What if there were a way of building a million new affordable homes within five years while at the same time cutting government spending radically?

This paper shows that there is. It involves:

  1. Measures to reduce the cost of land: changes to capital gains tax and planning rules that help ensure more of the value created by planning decisions benefits taxpayers and tenants.
  2. Measures to reduce the cost of capital for new homes: bonds with returns linked to the retail price index, and designed to allow housing benefit to be paid directly to bond holders, combined with new financial structures; these measures may push down the cost of capital to the point where it is economic to replace government capital grants (to build houses) with revenue grants (to support interest payments), but even if they don’t, they will make capital grants go a lot further.
  3. Measures to increase landlords’ operating margin: a tier of housing between existing social housing and the private sector, with somewhat higher rents and lower operating costs than at present.

Depending on assumptions, these measures would lead to savings ranging from one-third of those proposed by the government to over £1 billion a year more than those proposed.

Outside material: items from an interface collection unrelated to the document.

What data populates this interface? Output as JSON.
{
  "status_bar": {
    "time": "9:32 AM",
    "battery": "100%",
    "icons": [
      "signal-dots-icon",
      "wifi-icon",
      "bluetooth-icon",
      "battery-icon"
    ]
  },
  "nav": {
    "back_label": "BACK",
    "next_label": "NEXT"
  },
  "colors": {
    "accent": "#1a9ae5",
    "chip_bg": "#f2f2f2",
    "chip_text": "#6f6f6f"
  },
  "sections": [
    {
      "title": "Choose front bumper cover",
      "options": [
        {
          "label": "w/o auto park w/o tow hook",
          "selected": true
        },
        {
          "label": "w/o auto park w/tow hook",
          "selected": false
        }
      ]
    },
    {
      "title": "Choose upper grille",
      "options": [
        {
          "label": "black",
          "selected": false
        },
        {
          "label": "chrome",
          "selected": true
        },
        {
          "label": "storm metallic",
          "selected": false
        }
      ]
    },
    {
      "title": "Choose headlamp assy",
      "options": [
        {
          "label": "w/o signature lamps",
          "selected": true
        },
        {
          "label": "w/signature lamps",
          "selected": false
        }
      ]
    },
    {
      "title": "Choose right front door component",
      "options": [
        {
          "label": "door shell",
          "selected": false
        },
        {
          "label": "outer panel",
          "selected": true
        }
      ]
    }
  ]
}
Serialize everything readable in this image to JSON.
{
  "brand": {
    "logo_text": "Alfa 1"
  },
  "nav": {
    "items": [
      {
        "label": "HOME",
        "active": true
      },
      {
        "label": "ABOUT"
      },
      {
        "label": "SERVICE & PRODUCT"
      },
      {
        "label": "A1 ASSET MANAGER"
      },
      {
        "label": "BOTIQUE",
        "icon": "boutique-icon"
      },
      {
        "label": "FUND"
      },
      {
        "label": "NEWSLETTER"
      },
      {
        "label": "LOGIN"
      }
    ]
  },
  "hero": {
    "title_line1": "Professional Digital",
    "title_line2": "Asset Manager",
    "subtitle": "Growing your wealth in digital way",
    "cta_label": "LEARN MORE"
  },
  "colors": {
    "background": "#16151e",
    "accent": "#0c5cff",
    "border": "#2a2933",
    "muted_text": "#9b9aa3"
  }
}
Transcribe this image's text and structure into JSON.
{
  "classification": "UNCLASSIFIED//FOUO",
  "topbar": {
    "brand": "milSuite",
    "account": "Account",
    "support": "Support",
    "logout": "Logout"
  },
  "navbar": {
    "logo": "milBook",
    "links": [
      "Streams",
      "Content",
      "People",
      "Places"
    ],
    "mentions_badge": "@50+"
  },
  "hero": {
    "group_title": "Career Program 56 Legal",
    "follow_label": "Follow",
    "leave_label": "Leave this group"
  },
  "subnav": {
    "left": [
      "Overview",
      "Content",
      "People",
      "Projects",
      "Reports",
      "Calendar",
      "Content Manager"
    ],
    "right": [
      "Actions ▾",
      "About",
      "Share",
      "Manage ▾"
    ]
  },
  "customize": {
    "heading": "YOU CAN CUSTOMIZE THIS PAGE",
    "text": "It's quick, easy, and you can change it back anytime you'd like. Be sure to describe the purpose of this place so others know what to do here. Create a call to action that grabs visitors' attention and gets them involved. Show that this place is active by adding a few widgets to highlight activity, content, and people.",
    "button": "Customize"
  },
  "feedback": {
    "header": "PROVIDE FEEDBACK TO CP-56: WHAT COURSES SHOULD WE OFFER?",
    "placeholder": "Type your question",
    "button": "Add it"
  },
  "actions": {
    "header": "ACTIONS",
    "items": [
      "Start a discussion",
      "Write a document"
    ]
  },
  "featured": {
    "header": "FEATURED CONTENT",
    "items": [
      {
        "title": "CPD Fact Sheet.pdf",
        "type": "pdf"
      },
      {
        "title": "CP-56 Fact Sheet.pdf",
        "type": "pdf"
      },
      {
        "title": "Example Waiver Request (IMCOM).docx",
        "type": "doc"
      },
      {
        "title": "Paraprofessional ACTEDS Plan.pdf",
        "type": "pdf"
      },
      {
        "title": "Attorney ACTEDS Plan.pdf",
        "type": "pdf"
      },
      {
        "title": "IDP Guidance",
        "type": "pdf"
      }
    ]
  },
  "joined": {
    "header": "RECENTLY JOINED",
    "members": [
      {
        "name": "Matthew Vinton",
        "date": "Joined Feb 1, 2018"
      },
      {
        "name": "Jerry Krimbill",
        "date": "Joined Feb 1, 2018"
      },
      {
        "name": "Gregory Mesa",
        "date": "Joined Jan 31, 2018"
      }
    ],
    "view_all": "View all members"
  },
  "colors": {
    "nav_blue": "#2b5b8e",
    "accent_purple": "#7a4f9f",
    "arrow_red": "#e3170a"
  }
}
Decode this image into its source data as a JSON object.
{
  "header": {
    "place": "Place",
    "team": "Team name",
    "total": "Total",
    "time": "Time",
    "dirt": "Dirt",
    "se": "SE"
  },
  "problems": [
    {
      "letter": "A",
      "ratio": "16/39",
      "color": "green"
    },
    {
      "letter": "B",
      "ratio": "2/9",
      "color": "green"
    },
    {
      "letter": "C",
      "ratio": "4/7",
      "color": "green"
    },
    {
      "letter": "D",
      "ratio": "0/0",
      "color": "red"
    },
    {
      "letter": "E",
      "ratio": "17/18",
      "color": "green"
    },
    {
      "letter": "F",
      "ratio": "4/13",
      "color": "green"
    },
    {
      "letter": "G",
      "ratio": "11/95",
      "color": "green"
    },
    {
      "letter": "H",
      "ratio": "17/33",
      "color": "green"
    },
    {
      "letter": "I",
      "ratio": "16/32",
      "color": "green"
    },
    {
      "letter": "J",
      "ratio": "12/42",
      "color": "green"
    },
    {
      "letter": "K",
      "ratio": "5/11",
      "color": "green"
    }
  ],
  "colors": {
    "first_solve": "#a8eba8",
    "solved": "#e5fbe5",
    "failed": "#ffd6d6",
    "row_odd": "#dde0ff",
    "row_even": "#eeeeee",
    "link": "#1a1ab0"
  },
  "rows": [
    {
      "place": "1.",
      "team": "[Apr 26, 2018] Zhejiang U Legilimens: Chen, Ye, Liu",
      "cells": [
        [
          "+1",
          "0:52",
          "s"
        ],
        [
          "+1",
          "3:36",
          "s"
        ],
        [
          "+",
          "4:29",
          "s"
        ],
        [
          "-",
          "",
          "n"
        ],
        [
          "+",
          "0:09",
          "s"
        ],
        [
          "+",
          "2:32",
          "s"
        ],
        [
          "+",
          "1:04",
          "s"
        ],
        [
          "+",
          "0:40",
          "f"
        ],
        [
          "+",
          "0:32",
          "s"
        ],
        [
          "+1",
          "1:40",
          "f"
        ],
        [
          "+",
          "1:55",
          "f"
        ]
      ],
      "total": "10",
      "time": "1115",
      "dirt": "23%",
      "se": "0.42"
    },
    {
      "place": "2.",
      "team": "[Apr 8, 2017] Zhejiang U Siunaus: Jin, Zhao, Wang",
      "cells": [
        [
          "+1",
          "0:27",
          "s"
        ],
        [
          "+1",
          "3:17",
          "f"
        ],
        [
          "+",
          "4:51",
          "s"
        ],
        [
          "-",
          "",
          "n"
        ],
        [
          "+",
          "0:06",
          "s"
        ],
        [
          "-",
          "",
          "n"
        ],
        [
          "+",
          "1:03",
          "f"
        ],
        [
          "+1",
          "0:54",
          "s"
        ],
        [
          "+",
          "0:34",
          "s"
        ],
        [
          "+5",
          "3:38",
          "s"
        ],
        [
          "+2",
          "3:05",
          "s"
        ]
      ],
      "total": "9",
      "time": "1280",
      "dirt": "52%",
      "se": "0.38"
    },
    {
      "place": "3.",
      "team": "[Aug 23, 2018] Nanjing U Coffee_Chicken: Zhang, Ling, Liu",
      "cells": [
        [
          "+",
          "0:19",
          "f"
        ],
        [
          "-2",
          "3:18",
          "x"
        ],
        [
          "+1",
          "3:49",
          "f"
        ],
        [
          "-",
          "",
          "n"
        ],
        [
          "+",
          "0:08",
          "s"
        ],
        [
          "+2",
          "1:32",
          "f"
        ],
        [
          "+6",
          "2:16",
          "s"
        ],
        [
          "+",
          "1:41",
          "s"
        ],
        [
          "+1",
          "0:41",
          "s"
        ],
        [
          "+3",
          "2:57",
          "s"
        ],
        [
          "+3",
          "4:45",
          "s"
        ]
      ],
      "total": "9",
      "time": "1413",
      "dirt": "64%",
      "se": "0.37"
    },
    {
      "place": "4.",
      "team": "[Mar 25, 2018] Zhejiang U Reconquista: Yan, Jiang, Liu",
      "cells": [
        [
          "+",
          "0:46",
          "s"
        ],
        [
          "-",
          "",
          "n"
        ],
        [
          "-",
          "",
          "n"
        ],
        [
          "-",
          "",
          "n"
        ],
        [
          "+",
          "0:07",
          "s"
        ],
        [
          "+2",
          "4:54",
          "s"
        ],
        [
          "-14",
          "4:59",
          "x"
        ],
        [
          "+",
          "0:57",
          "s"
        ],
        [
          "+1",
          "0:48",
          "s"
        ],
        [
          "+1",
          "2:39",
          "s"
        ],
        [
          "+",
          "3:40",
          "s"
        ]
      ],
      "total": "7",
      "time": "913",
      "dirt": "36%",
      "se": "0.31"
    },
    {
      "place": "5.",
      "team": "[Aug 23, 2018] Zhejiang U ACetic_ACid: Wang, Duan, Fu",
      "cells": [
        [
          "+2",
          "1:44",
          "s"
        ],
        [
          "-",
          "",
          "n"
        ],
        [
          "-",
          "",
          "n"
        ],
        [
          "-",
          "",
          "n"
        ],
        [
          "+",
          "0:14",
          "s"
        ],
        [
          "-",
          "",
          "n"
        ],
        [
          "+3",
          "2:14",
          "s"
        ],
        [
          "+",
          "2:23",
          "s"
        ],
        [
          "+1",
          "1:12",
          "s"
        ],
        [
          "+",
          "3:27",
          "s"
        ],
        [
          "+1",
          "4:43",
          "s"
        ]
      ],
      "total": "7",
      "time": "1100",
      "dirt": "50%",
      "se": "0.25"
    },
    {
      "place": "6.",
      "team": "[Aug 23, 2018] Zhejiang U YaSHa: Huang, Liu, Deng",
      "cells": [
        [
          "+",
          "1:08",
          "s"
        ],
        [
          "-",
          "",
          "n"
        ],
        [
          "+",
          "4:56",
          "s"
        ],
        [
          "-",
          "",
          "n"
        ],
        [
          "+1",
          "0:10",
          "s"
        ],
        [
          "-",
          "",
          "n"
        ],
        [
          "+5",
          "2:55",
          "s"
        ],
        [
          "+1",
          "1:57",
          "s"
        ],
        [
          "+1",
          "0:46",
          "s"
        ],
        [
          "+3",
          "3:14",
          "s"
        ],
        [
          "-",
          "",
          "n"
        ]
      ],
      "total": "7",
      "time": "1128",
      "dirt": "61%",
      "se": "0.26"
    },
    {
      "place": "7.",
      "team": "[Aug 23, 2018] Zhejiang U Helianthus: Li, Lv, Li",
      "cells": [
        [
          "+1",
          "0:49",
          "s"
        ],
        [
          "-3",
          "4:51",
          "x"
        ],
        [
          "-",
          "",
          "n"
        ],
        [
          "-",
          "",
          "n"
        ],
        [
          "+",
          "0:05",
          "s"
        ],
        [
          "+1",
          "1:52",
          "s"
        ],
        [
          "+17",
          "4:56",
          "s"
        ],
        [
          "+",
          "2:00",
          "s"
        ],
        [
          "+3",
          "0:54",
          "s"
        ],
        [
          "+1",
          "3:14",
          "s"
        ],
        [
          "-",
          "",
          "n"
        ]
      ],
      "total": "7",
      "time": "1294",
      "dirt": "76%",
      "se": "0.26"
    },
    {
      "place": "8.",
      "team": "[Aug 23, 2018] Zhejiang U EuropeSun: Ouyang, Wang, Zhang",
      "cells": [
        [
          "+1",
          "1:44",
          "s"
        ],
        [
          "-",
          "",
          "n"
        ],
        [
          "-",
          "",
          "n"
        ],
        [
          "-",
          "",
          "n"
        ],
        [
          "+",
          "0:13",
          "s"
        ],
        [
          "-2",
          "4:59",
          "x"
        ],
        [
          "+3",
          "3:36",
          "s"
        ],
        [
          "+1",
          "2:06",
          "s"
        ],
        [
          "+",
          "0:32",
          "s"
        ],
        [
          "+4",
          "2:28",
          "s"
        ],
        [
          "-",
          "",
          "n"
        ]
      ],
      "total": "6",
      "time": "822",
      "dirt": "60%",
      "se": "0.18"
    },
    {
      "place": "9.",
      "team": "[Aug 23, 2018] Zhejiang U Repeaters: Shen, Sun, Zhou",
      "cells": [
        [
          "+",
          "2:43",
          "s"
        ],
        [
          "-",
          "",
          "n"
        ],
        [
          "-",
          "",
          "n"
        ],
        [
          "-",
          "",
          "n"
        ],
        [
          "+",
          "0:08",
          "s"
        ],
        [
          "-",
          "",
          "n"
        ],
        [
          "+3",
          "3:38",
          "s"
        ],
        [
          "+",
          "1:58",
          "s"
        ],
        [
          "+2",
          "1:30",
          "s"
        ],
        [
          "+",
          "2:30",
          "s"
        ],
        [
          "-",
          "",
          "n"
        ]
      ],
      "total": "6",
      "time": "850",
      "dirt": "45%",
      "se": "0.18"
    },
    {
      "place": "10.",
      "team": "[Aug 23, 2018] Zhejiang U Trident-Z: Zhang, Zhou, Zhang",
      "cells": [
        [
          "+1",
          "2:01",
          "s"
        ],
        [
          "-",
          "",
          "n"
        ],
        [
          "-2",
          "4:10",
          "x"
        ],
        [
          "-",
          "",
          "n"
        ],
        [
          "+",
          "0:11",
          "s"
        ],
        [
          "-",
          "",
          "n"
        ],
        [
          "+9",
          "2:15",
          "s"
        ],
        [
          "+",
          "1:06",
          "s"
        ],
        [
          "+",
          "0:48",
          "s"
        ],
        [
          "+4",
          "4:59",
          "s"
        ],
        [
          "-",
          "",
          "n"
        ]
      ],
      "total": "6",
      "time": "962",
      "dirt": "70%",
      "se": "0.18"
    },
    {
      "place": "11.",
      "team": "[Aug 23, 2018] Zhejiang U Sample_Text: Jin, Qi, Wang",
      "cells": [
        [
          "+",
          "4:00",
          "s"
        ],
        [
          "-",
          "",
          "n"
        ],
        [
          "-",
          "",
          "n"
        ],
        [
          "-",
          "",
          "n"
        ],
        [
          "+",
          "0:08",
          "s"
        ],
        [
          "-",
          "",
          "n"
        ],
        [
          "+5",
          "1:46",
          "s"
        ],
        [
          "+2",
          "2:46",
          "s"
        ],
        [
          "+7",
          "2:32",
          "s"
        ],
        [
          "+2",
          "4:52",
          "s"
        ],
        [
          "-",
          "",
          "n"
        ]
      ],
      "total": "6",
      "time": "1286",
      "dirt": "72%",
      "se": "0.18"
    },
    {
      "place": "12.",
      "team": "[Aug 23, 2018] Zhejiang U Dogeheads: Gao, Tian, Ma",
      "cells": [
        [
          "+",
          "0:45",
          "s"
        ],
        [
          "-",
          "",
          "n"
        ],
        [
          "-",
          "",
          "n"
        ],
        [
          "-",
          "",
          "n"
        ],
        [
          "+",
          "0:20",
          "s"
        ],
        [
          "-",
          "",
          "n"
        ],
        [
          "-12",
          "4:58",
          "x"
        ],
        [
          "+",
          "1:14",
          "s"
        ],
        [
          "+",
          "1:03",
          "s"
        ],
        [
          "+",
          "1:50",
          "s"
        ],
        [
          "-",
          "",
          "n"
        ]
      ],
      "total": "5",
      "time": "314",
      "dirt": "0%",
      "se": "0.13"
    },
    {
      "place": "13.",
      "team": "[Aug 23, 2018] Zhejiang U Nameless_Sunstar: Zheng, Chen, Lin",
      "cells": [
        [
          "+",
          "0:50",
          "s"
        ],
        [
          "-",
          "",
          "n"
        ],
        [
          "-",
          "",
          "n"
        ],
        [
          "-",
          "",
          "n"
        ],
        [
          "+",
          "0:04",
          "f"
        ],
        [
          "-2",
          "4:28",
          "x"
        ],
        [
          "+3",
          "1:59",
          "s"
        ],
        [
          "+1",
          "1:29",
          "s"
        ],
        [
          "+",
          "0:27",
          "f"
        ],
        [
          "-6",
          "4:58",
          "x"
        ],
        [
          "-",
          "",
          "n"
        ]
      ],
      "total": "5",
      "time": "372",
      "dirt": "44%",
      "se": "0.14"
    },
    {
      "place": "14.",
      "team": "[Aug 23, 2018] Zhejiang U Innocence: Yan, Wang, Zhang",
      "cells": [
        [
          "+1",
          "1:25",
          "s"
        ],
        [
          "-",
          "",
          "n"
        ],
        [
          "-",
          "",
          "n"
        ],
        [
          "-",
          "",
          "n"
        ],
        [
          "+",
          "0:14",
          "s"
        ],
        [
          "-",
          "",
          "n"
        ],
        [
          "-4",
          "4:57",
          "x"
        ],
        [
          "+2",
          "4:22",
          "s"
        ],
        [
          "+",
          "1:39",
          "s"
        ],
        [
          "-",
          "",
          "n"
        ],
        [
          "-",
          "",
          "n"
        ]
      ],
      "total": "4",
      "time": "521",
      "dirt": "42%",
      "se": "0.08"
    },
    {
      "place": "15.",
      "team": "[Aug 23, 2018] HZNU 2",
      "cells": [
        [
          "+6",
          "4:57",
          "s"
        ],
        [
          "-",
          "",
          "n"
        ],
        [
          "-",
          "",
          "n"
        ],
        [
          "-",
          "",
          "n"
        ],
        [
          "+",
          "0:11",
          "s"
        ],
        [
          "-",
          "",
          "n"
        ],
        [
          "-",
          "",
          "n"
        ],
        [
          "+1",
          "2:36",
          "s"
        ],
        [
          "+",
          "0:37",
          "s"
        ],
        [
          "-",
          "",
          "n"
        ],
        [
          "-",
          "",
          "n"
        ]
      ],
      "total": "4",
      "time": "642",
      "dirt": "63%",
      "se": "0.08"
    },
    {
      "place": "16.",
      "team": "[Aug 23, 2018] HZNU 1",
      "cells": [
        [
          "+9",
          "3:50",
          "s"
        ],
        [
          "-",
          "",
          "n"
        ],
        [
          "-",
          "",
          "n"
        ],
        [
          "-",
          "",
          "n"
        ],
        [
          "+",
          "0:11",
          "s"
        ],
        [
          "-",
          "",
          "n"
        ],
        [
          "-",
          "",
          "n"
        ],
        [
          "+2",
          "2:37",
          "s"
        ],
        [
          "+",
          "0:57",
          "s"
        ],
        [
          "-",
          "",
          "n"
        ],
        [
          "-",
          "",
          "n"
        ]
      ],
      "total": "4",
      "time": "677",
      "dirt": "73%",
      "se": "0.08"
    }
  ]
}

This paper is not a definitive analysis. It is illustrative and identifies a number of potential problems and uncertainties. We strongly believe, however, that the scale of the potential prize – serious inroads into Britain’s housing problems within existing public sector financial constraints – justifies examining the issue in more detail. Accordingly we are inviting others to join us in a more comprehensive project.